**Assignment**:
Look through the entries below and report every line that has "title".

Source data
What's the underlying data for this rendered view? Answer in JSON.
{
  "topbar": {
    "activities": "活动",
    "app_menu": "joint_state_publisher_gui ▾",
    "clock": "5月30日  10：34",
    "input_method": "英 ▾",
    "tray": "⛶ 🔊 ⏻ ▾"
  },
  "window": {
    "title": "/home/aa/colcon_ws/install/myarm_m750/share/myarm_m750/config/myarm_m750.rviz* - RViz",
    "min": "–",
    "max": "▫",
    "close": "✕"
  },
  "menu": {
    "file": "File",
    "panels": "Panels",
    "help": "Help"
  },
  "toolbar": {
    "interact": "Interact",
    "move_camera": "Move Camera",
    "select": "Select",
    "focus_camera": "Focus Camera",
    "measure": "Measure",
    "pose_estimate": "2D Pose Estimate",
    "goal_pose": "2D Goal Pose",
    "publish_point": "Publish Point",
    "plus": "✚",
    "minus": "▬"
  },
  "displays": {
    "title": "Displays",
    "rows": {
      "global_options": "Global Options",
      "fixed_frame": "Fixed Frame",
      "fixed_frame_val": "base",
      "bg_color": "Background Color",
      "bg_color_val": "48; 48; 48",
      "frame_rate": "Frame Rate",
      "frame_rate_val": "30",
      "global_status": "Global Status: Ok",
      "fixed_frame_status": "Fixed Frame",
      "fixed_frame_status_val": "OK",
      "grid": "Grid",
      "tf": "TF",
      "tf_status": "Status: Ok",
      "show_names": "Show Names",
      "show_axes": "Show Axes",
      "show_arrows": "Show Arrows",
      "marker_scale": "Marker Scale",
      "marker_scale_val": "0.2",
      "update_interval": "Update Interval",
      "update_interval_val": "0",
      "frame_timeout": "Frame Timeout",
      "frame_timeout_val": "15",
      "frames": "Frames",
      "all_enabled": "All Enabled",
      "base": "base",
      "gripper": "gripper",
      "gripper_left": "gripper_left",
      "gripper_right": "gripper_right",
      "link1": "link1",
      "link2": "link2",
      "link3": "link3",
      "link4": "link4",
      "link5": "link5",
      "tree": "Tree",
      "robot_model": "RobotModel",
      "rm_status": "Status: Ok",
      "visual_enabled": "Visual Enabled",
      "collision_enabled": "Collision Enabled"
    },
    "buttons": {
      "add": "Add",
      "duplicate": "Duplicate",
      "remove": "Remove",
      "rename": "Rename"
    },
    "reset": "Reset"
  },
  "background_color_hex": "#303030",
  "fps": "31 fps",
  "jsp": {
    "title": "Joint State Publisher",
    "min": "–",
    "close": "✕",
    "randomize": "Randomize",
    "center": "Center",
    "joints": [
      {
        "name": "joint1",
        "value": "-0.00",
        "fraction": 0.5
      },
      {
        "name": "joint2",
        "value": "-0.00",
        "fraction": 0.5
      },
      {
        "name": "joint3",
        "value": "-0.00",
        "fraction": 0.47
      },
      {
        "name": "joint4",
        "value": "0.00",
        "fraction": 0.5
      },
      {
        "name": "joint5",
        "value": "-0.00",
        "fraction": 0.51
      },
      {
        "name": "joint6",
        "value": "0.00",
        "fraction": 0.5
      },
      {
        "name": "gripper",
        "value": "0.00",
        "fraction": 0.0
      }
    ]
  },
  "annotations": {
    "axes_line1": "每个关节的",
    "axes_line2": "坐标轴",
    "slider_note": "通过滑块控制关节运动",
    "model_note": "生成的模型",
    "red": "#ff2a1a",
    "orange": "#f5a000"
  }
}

**Task answer**:
    "title": "/home/aa/colcon_ws/install/myarm_m750/share/myarm_m750/config/myarm_m750.rviz* - RViz",
    "title": "Displays",
    "title": "Joint State Publisher",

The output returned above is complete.